● **Work to be completed**:
Lines that include the string "camera" are the ones to copy from the entries below.

● **Extracted data**:
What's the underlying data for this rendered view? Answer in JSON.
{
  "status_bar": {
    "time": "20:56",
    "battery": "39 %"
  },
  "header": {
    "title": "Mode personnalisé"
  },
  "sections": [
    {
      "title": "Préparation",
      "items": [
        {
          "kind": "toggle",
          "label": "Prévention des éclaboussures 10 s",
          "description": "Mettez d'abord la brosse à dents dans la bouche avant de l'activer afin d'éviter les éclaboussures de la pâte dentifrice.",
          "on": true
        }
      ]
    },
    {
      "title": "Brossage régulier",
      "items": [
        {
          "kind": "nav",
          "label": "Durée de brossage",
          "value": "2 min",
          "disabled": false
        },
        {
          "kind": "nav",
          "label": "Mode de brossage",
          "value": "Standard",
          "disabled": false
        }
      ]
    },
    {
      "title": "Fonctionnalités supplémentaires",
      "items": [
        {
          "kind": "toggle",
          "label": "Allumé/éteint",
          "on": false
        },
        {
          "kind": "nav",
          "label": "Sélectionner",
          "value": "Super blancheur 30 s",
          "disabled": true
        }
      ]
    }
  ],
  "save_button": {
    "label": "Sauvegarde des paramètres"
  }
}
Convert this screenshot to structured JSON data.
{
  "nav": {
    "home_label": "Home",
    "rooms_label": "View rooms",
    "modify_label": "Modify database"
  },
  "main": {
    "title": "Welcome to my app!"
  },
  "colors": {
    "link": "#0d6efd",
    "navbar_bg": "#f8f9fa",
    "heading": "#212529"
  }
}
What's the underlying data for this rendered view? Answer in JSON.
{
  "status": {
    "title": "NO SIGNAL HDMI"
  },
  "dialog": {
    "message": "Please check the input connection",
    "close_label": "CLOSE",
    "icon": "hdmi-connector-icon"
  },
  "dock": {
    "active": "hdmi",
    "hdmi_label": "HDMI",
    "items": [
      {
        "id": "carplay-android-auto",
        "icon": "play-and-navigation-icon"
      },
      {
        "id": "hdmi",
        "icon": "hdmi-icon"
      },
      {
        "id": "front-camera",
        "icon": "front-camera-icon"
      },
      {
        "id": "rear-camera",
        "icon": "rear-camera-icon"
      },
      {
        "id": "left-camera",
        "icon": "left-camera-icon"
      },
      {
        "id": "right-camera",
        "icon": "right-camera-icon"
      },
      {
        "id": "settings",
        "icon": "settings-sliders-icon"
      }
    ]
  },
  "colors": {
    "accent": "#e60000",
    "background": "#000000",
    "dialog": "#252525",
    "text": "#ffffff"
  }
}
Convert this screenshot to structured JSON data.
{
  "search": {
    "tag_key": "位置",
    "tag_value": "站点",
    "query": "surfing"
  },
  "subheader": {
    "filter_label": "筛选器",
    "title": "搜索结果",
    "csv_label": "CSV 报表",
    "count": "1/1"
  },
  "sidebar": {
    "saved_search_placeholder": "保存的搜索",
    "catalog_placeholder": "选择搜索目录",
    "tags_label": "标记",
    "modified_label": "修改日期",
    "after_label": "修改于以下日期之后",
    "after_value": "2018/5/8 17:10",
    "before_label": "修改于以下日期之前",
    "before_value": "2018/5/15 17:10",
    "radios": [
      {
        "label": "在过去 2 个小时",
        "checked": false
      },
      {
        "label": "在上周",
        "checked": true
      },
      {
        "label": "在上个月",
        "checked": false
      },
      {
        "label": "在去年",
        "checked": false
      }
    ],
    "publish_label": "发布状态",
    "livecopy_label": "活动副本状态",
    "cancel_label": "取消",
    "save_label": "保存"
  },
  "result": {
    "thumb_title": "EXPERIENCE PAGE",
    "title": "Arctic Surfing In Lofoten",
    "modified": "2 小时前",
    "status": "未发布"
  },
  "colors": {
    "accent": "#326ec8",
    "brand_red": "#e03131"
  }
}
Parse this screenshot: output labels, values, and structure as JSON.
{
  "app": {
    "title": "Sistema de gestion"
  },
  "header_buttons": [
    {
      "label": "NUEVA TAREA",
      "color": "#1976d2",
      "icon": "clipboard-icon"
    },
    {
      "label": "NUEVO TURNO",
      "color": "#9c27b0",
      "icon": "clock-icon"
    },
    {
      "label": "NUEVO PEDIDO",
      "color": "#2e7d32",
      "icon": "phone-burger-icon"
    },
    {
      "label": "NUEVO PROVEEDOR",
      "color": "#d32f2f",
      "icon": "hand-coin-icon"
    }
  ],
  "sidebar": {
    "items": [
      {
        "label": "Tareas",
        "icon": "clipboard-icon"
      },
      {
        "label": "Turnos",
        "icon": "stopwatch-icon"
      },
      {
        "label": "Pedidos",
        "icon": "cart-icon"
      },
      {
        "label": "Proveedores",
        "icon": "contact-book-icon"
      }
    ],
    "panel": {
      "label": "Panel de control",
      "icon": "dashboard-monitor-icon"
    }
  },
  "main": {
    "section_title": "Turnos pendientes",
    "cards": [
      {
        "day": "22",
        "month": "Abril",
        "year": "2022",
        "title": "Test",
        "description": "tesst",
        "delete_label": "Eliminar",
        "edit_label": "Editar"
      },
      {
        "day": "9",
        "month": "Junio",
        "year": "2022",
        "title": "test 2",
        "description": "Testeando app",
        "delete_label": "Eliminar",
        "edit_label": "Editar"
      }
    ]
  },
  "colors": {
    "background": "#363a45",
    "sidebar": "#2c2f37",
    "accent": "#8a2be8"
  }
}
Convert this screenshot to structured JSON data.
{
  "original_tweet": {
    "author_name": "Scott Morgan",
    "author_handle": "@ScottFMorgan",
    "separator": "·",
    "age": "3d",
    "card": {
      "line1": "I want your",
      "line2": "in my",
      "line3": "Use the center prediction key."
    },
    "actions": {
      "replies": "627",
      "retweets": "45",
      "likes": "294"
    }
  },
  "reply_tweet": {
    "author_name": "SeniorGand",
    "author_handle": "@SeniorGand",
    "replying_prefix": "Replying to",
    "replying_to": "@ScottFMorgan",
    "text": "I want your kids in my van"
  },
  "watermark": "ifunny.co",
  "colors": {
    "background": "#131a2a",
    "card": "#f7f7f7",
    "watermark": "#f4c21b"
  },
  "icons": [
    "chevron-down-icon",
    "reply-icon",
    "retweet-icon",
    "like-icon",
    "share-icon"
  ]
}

● **Reply to the exercise**:
        "id": "front-camera",
        "icon": "front-camera-icon"
        "id": "rear-camera",
        "icon": "rear-camera-icon"
        "id": "left-camera",
        "icon": "left-camera-icon"
        "id": "right-camera",
        "icon": "right-camera-icon"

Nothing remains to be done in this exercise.